→ TASK INSTRUCTIONS:
Extract each line holding the word "icon" from the entries.

··· EXCERPTED RECORDS

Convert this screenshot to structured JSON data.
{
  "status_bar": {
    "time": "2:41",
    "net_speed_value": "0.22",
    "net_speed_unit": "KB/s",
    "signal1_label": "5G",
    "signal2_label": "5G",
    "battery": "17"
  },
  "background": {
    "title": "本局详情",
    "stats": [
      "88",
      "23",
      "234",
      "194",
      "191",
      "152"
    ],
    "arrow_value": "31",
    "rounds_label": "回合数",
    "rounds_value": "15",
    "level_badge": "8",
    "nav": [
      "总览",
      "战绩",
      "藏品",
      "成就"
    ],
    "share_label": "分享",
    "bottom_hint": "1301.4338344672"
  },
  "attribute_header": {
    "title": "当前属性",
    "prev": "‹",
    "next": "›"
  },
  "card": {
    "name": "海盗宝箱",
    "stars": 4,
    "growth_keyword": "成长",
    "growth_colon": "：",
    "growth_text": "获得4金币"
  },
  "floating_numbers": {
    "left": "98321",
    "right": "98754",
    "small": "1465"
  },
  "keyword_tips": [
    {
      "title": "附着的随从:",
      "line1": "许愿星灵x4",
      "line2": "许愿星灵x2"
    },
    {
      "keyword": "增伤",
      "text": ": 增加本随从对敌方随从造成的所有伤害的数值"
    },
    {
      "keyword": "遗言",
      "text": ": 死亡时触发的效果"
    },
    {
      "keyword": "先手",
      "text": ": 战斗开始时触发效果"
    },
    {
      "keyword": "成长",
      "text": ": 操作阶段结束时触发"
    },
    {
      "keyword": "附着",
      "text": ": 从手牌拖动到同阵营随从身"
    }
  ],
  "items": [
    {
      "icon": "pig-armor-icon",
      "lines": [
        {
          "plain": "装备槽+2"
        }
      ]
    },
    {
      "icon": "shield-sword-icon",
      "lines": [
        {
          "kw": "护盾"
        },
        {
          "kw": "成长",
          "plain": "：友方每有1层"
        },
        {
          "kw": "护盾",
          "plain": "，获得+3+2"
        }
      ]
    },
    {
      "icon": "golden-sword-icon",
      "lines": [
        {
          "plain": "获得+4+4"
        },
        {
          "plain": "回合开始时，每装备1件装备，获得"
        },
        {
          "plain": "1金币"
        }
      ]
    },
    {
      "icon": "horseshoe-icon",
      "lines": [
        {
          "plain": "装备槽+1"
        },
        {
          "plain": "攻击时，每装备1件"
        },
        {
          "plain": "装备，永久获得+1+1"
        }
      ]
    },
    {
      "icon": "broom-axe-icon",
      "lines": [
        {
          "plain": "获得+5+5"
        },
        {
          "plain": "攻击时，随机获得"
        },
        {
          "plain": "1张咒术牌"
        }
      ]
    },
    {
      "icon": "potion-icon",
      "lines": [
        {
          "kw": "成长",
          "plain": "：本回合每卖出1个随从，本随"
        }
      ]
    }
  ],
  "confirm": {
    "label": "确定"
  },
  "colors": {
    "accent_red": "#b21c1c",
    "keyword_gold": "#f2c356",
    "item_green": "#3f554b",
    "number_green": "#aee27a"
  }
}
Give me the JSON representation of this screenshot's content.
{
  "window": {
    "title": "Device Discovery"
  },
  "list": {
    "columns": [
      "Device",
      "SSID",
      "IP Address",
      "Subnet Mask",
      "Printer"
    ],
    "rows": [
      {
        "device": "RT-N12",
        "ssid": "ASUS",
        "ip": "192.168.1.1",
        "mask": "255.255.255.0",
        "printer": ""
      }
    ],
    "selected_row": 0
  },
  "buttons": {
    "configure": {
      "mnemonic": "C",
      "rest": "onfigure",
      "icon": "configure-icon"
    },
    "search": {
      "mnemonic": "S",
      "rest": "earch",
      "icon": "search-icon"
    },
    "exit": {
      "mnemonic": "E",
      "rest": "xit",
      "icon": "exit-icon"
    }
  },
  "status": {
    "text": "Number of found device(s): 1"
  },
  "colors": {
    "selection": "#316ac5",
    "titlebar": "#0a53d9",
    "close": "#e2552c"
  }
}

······

→ FINAL ANSWER:
      "icon": "pig-armor-icon",
      "icon": "shield-sword-icon",
      "icon": "golden-sword-icon",
      "icon": "horseshoe-icon",
      "icon": "broom-axe-icon",
      "icon": "potion-icon",
      "icon": "configure-icon"
      "icon": "search-icon"
      "icon": "exit-icon"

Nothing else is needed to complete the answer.